## WHAT YOU WILL DO
Pull every line containing "timestamp" from the listing.

## PROVIDED DATA
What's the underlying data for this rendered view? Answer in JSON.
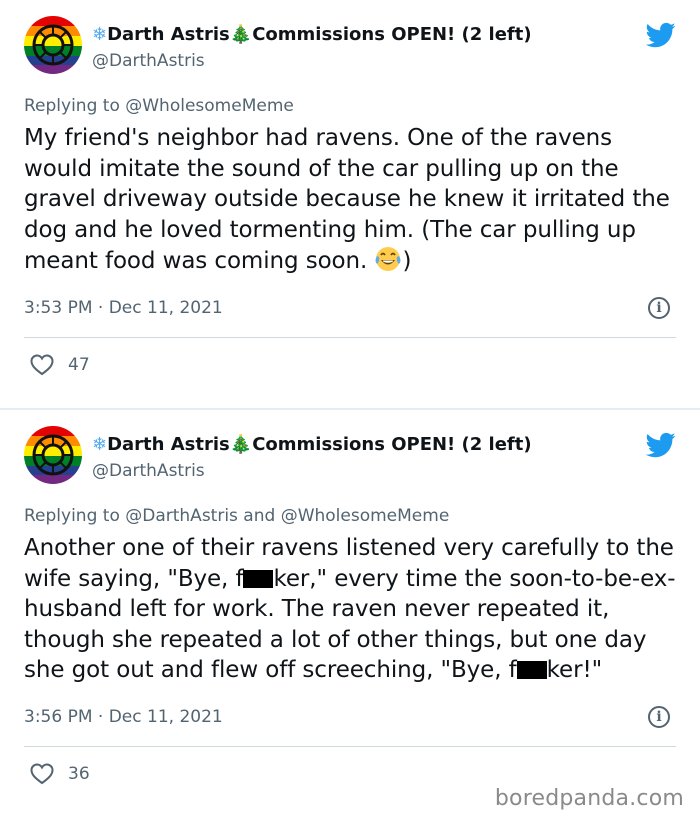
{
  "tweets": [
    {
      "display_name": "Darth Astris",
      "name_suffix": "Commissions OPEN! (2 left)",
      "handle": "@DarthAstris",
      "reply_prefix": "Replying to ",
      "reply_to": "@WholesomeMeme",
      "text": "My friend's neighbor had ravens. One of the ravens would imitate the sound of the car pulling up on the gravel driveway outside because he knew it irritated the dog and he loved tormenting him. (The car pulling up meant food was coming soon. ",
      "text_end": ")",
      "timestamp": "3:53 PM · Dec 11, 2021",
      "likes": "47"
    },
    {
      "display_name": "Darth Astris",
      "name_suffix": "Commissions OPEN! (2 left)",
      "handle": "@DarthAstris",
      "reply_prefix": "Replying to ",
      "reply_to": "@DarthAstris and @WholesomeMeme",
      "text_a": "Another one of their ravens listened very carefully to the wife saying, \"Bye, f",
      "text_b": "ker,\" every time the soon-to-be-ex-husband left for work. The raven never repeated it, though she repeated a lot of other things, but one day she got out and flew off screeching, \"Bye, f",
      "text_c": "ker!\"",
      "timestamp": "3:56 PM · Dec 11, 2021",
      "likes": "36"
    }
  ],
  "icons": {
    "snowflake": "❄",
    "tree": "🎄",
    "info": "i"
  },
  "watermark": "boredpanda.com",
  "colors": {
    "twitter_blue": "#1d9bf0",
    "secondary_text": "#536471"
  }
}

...

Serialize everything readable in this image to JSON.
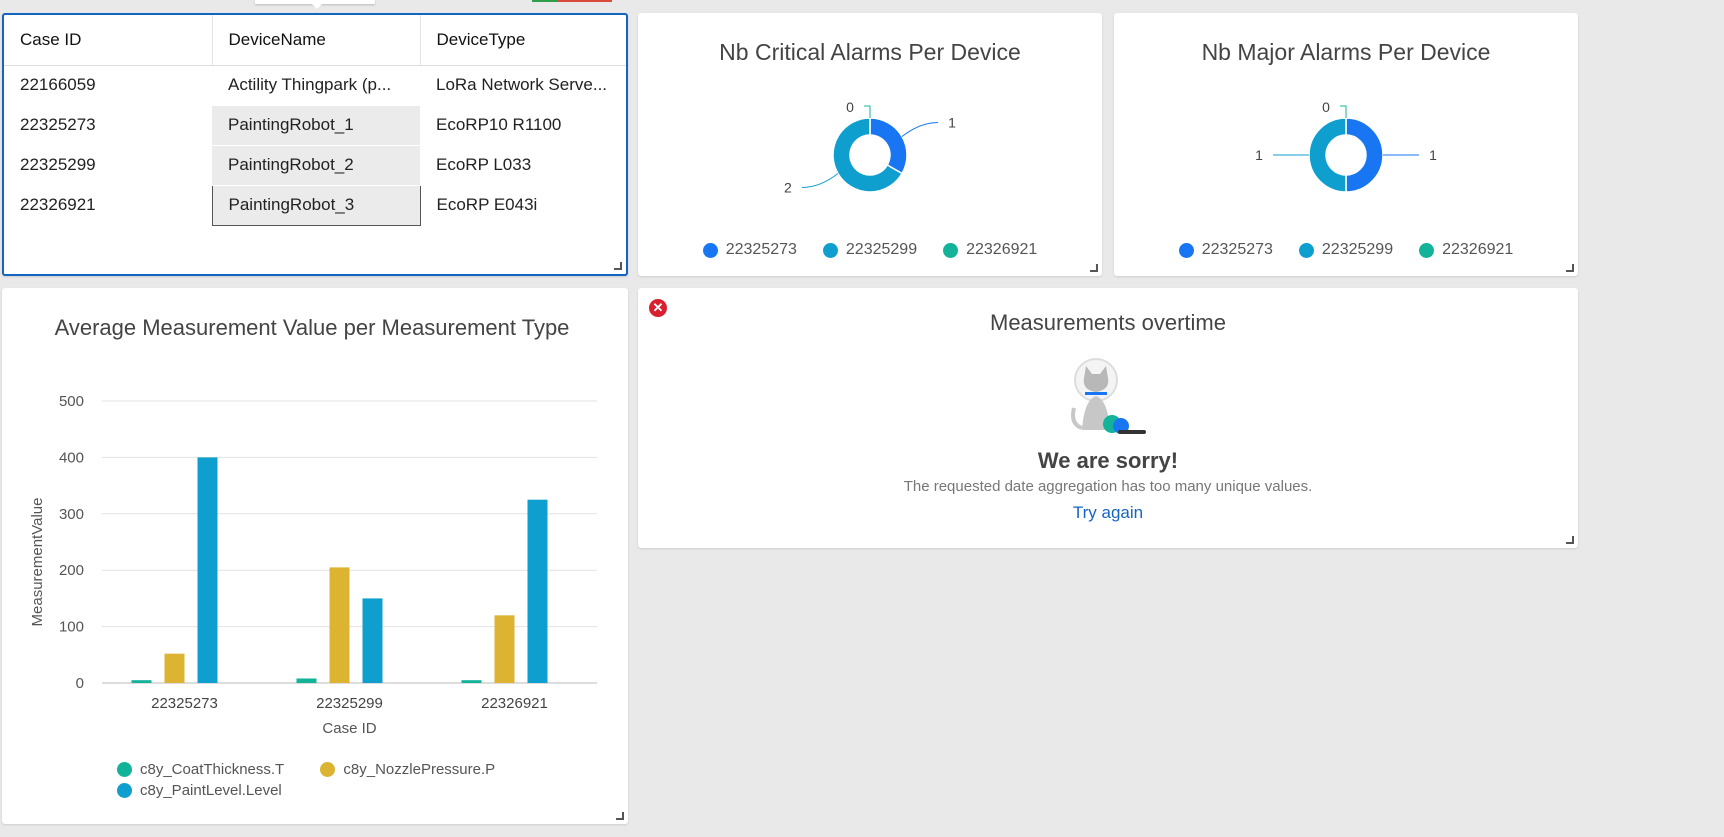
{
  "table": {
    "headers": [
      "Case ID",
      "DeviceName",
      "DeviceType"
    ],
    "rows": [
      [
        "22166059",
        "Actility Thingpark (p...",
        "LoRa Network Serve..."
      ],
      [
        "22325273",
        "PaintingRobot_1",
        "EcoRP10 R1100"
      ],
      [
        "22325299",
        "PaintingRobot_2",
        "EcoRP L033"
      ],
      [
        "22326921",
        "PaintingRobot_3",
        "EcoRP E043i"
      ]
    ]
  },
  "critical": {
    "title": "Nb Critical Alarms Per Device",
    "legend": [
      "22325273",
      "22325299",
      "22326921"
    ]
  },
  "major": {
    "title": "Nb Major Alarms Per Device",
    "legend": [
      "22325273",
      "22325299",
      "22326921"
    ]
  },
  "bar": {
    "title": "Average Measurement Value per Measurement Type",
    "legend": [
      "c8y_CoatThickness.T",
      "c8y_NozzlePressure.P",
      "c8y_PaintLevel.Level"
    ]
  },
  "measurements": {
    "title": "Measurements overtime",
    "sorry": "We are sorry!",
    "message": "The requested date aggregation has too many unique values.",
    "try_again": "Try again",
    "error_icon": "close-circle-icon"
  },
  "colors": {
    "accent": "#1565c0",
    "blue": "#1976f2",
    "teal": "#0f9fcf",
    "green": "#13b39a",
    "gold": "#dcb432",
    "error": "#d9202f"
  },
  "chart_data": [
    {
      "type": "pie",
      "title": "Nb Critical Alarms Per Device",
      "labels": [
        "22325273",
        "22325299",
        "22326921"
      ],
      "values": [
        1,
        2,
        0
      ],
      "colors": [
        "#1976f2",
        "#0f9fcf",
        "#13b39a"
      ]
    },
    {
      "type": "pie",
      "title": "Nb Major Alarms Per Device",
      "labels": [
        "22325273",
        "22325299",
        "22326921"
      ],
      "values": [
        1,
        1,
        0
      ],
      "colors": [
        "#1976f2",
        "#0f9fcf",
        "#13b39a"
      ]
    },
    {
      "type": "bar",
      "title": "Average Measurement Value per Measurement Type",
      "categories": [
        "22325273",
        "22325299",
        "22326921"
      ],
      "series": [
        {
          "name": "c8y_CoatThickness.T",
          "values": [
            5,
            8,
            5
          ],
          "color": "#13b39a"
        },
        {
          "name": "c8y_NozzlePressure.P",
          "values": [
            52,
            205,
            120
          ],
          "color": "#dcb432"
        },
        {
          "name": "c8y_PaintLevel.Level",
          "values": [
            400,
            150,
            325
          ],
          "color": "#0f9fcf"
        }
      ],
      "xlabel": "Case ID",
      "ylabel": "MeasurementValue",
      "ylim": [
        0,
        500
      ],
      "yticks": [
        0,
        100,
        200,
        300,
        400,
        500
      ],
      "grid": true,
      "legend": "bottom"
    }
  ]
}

## ANSWER SECTION
      "timestamp": "3:53 PM · Dec 11, 2021",
      "timestamp": "3:56 PM · Dec 11, 2021",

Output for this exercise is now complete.